§ **Stored items**:
━━━━━━━━━━━━━━━━━━━━

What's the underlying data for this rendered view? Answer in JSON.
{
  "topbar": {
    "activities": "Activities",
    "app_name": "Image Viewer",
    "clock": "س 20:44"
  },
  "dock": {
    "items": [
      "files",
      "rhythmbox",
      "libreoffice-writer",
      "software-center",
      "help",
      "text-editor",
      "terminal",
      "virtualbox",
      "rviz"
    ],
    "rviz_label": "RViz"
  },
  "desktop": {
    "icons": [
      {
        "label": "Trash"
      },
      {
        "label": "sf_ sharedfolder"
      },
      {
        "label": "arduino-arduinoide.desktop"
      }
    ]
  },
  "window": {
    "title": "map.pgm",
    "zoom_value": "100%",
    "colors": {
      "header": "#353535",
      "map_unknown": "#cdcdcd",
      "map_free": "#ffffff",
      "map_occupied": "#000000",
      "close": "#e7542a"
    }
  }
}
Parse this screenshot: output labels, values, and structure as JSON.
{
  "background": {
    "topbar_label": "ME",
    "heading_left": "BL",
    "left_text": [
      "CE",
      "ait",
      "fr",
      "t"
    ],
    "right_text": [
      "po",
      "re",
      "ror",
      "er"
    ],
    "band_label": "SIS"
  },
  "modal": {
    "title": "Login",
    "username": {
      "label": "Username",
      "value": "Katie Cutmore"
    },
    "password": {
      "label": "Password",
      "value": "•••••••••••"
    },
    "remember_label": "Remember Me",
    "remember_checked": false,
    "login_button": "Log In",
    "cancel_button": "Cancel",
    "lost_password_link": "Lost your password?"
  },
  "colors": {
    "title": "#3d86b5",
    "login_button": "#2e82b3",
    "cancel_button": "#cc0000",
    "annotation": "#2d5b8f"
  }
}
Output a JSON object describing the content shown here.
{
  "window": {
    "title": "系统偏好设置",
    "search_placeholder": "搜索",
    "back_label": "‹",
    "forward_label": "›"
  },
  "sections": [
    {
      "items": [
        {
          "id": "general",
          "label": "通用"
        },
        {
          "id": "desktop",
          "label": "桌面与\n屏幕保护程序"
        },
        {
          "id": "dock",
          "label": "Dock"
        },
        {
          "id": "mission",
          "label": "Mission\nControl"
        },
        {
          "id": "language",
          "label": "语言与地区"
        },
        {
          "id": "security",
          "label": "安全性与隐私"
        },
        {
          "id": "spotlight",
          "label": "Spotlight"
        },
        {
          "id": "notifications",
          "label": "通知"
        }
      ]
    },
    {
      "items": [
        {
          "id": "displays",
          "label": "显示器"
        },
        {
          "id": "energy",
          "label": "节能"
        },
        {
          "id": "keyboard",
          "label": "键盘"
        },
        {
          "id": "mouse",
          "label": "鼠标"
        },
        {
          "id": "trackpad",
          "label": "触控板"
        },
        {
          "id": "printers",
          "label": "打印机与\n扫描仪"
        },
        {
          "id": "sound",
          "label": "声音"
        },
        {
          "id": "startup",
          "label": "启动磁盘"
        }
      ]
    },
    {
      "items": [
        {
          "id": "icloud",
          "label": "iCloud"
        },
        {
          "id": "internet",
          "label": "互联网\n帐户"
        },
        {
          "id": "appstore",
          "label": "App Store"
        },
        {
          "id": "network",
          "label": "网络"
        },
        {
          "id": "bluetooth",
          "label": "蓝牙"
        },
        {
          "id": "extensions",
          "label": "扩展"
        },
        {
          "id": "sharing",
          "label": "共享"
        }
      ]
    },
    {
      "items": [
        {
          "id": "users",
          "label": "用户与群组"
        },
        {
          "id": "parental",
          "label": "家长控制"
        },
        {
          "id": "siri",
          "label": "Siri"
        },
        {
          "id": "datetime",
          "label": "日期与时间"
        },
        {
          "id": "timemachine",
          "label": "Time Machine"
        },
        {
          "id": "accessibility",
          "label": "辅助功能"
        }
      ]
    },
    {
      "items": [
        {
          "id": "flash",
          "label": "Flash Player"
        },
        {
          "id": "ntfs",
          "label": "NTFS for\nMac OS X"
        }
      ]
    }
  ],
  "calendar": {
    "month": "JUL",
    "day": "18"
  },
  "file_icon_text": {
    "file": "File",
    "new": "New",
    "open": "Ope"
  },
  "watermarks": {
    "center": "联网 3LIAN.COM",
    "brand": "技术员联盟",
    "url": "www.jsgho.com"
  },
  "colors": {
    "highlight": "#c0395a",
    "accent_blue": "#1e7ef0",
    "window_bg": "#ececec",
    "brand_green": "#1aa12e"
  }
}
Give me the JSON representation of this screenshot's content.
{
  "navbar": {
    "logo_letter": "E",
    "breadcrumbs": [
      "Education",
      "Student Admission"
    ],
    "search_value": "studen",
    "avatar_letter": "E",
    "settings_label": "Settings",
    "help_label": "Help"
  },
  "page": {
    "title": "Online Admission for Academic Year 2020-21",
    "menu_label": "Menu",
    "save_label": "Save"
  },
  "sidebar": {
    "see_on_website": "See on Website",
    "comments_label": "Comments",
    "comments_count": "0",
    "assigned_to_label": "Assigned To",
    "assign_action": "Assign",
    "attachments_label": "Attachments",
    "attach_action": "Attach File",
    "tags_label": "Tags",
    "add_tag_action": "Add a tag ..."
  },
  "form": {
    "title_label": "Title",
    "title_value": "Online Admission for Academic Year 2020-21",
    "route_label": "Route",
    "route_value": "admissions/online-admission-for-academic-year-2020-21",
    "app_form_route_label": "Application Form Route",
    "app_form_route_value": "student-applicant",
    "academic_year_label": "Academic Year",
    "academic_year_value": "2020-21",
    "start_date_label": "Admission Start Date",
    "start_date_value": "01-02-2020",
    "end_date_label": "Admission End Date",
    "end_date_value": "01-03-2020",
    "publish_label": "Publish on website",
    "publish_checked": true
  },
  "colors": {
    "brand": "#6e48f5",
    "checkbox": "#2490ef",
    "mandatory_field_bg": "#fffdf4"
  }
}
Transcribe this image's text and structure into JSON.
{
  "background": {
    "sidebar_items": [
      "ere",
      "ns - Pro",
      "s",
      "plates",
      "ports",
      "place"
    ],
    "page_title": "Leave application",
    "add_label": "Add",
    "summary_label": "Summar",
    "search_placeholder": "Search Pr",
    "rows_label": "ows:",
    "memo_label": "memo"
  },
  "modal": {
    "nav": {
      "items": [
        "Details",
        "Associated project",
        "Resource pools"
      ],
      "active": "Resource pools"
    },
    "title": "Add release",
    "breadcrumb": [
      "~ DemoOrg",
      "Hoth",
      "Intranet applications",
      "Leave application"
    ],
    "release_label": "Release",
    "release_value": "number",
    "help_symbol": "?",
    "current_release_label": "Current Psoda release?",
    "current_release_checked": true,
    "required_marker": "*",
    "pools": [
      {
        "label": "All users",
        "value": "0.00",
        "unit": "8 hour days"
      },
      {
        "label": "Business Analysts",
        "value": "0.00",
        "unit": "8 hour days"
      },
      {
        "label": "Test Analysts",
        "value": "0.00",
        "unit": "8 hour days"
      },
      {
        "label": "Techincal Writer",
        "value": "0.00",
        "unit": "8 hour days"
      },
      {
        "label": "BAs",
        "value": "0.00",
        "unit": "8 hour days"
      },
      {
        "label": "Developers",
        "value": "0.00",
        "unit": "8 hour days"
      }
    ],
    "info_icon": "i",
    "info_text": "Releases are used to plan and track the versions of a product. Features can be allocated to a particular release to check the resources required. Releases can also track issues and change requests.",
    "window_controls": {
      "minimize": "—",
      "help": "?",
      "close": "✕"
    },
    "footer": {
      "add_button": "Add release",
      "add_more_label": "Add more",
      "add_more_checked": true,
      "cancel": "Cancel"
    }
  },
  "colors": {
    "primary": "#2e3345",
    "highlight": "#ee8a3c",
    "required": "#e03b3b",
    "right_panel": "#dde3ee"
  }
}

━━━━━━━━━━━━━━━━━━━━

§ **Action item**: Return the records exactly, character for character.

§ **Task result**:
What's the underlying data for this rendered view? Answer in JSON.
{
  "topbar": {
    "activities": "Activities",
    "app_name": "Image Viewer",
    "clock": "س 20:44"
  },
  "dock": {
    "items": [
      "files",
      "rhythmbox",
      "libreoffice-writer",
      "software-center",
      "help",
      "text-editor",
      "terminal",
      "virtualbox",
      "rviz"
    ],
    "rviz_label": "RViz"
  },
  "desktop": {
    "icons": [
      {
        "label": "Trash"
      },
      {
        "label": "sf_ sharedfolder"
      },
      {
        "label": "arduino-arduinoide.desktop"
      }
    ]
  },
  "window": {
    "title": "map.pgm",
    "zoom_value": "100%",
    "colors": {
      "header": "#353535",
      "map_unknown": "#cdcdcd",
      "map_free": "#ffffff",
      "map_occupied": "#000000",
      "close": "#e7542a"
    }
  }
}
Parse this screenshot: output labels, values, and structure as JSON.
{
  "background": {
    "topbar_label": "ME",
    "heading_left": "BL",
    "left_text": [
      "CE",
      "ait",
      "fr",
      "t"
    ],
    "right_text": [
      "po",
      "re",
      "ror",
      "er"
    ],
    "band_label": "SIS"
  },
  "modal": {
    "title": "Login",
    "username": {
      "label": "Username",
      "value": "Katie Cutmore"
    },
    "password": {
      "label": "Password",
      "value": "•••••••••••"
    },
    "remember_label": "Remember Me",
    "remember_checked": false,
    "login_button": "Log In",
    "cancel_button": "Cancel",
    "lost_password_link": "Lost your password?"
  },
  "colors": {
    "title": "#3d86b5",
    "login_button": "#2e82b3",
    "cancel_button": "#cc0000",
    "annotation": "#2d5b8f"
  }
}
Output a JSON object describing the content shown here.
{
  "window": {
    "title": "系统偏好设置",
    "search_placeholder": "搜索",
    "back_label": "‹",
    "forward_label": "›"
  },
  "sections": [
    {
      "items": [
        {
          "id": "general",
          "label": "通用"
        },
        {
          "id": "desktop",
          "label": "桌面与\n屏幕保护程序"
        },
        {
          "id": "dock",
          "label": "Dock"
        },
        {
          "id": "mission",
          "label": "Mission\nControl"
        },
        {
          "id": "language",
          "label": "语言与地区"
        },
        {
          "id": "security",
          "label": "安全性与隐私"
        },
        {
          "id": "spotlight",
          "label": "Spotlight"
        },
        {
          "id": "notifications",
          "label": "通知"
        }
      ]
    },
    {
      "items": [
        {
          "id": "displays",
          "label": "显示器"
        },
        {
          "id": "energy",
          "label": "节能"
        },
        {
          "id": "keyboard",
          "label": "键盘"
        },
        {
          "id": "mouse",
          "label": "鼠标"
        },
        {
          "id": "trackpad",
          "label": "触控板"
        },
        {
          "id": "printers",
          "label": "打印机与\n扫描仪"
        },
        {
          "id": "sound",
          "label": "声音"
        },
        {
          "id": "startup",
          "label": "启动磁盘"
        }
      ]
    },
    {
      "items": [
        {
          "id": "icloud",
          "label": "iCloud"
        },
        {
          "id": "internet",
          "label": "互联网\n帐户"
        },
        {
          "id": "appstore",
          "label": "App Store"
        },
        {
          "id": "network",
          "label": "网络"
        },
        {
          "id": "bluetooth",
          "label": "蓝牙"
        },
        {
          "id": "extensions",
          "label": "扩展"
        },
        {
          "id": "sharing",
          "label": "共享"
        }
      ]
    },
    {
      "items": [
        {
          "id": "users",
          "label": "用户与群组"
        },
        {
          "id": "parental",
          "label": "家长控制"
        },
        {
          "id": "siri",
          "label": "Siri"
        },
        {
          "id": "datetime",
          "label": "日期与时间"
        },
        {
          "id": "timemachine",
          "label": "Time Machine"
        },
        {
          "id": "accessibility",
          "label": "辅助功能"
        }
      ]
    },
    {
      "items": [
        {
          "id": "flash",
          "label": "Flash Player"
        },
        {
          "id": "ntfs",
          "label": "NTFS for\nMac OS X"
        }
      ]
    }
  ],
  "calendar": {
    "month": "JUL",
    "day": "18"
  },
  "file_icon_text": {
    "file": "File",
    "new": "New",
    "open": "Ope"
  },
  "watermarks": {
    "center": "联网 3LIAN.COM",
    "brand": "技术员联盟",
    "url": "www.jsgho.com"
  },
  "colors": {
    "highlight": "#c0395a",
    "accent_blue": "#1e7ef0",
    "window_bg": "#ececec",
    "brand_green": "#1aa12e"
  }
}
Give me the JSON representation of this screenshot's content.
{
  "navbar": {
    "logo_letter": "E",
    "breadcrumbs": [
      "Education",
      "Student Admission"
    ],
    "search_value": "studen",
    "avatar_letter": "E",
    "settings_label": "Settings",
    "help_label": "Help"
  },
  "page": {
    "title": "Online Admission for Academic Year 2020-21",
    "menu_label": "Menu",
    "save_label": "Save"
  },
  "sidebar": {
    "see_on_website": "See on Website",
    "comments_label": "Comments",
    "comments_count": "0",
    "assigned_to_label": "Assigned To",
    "assign_action": "Assign",
    "attachments_label": "Attachments",
    "attach_action": "Attach File",
    "tags_label": "Tags",
    "add_tag_action": "Add a tag ..."
  },
  "form": {
    "title_label": "Title",
    "title_value": "Online Admission for Academic Year 2020-21",
    "route_label": "Route",
    "route_value": "admissions/online-admission-for-academic-year-2020-21",
    "app_form_route_label": "Application Form Route",
    "app_form_route_value": "student-applicant",
    "academic_year_label": "Academic Year",
    "academic_year_value": "2020-21",
    "start_date_label": "Admission Start Date",
    "start_date_value": "01-02-2020",
    "end_date_label": "Admission End Date",
    "end_date_value": "01-03-2020",
    "publish_label": "Publish on website",
    "publish_checked": true
  },
  "colors": {
    "brand": "#6e48f5",
    "checkbox": "#2490ef",
    "mandatory_field_bg": "#fffdf4"
  }
}
Transcribe this image's text and structure into JSON.
{
  "background": {
    "sidebar_items": [
      "ere",
      "ns - Pro",
      "s",
      "plates",
      "ports",
      "place"
    ],
    "page_title": "Leave application",
    "add_label": "Add",
    "summary_label": "Summar",
    "search_placeholder": "Search Pr",
    "rows_label": "ows:",
    "memo_label": "memo"
  },
  "modal": {
    "nav": {
      "items": [
        "Details",
        "Associated project",
        "Resource pools"
      ],
      "active": "Resource pools"
    },
    "title": "Add release",
    "breadcrumb": [
      "~ DemoOrg",
      "Hoth",
      "Intranet applications",
      "Leave application"
    ],
    "release_label": "Release",
    "release_value": "number",
    "help_symbol": "?",
    "current_release_label": "Current Psoda release?",
    "current_release_checked": true,
    "required_marker": "*",
    "pools": [
      {
        "label": "All users",
        "value": "0.00",
        "unit": "8 hour days"
      },
      {
        "label": "Business Analysts",
        "value": "0.00",
        "unit": "8 hour days"
      },
      {
        "label": "Test Analysts",
        "value": "0.00",
        "unit": "8 hour days"
      },
      {
        "label": "Techincal Writer",
        "value": "0.00",
        "unit": "8 hour days"
      },
      {
        "label": "BAs",
        "value": "0.00",
        "unit": "8 hour days"
      },
      {
        "label": "Developers",
        "value": "0.00",
        "unit": "8 hour days"
      }
    ],
    "info_icon": "i",
    "info_text": "Releases are used to plan and track the versions of a product. Features can be allocated to a particular release to check the resources required. Releases can also track issues and change requests.",
    "window_controls": {
      "minimize": "—",
      "help": "?",
      "close": "✕"
    },
    "footer": {
      "add_button": "Add release",
      "add_more_label": "Add more",
      "add_more_checked": true,
      "cancel": "Cancel"
    }
  },
  "colors": {
    "primary": "#2e3345",
    "highlight": "#ee8a3c",
    "required": "#e03b3b",
    "right_panel": "#dde3ee"
  }
}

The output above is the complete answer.